By Keith M. Bouchard, E.I.T.
Traveling on the Green Line, the oldest and most-maligned of Boston’s color-coded subway lines, is rarely a pleasurable experience. The mere mention of it usually conjures images of above-ground trolleys creeping through traffic and jammed with packs of sneering commuters and rowdy college students. The typical priority of a Green Line rider is to exit the crowded cars and dimly lit stations as soon as possible for the open air of the streets, or at least the relative luxury of the Red Line. One rarely looks around at what he or she is passing through. The main branch of the Green Line is, after all, the oldest subway tunnel in America. The stations themselves are historic, many being National Historic Landmarks. Nowhere is this history more apparent – or aesthetically pleasing – than in the ornate iron-clad headhouse at Copley Station.

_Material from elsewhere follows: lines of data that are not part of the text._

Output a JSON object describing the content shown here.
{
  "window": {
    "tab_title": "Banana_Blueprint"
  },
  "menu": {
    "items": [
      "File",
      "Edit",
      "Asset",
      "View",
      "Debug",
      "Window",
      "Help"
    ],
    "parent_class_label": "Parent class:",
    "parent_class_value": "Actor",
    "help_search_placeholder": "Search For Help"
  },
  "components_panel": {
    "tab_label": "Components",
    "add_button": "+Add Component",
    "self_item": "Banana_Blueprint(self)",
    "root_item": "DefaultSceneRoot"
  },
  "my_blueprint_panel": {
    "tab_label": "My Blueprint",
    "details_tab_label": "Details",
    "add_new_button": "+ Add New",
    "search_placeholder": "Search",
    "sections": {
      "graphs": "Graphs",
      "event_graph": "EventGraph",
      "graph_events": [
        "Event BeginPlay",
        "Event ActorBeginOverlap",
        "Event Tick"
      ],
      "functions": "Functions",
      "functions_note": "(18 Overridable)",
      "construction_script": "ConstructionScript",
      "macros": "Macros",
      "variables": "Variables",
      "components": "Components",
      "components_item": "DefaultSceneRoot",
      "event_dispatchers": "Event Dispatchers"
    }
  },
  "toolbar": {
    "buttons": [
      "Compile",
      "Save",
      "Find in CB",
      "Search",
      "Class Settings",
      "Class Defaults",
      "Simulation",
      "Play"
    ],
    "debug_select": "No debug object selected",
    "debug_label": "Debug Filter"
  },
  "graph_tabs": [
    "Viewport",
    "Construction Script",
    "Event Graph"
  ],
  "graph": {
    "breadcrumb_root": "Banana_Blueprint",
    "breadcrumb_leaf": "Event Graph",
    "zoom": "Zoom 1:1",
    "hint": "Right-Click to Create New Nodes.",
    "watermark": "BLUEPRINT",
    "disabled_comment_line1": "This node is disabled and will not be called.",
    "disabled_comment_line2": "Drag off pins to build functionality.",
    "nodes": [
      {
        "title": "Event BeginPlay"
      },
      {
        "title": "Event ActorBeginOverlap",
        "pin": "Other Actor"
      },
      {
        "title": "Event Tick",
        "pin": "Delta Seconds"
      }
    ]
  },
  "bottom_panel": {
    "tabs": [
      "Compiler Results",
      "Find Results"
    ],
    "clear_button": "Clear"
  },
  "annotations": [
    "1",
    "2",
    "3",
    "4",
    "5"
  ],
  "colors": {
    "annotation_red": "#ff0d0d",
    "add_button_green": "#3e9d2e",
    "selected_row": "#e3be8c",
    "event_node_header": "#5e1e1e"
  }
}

Years of exposure and deferred maintenance had left the historic headhouse, which sits in the shadows of the Boston Public Library, in a poor state. The cast-iron cladding was deteriorated and the steel back-up structure, which supported the ironwork, had corroded through. It was decided by the MBTA that, as part of the recent renovation to make Copley Station accessible, the headhouse would undergo a historical restoration.
CBI worked directly with DeAngelis Iron Work, the metal fabricator hired to restore the cast-iron cladding, to design the steel structure of the headhouse. The structure had to support the code-required wind, seismic, and snow loads as well as unanticipated loads from revelers during the next Patriot’s Super Bowl parade (coming soon). The structure needed to meet all these requirements while maintaining the original envelope created by the ironwork, which would be restored in-kind. CBI created a computer model of the partially enclosed structure to analyze the different load cases. None of the original vertical structural elements were salvageable due to corrosion; however, the original roof beams were able to be re-used in the design. Galvanized steel was used for all new steel elements to slow the rate of corrosion. As can be seen in the photos, the result of the restoration is worth stopping – or at least slowing down – to admire.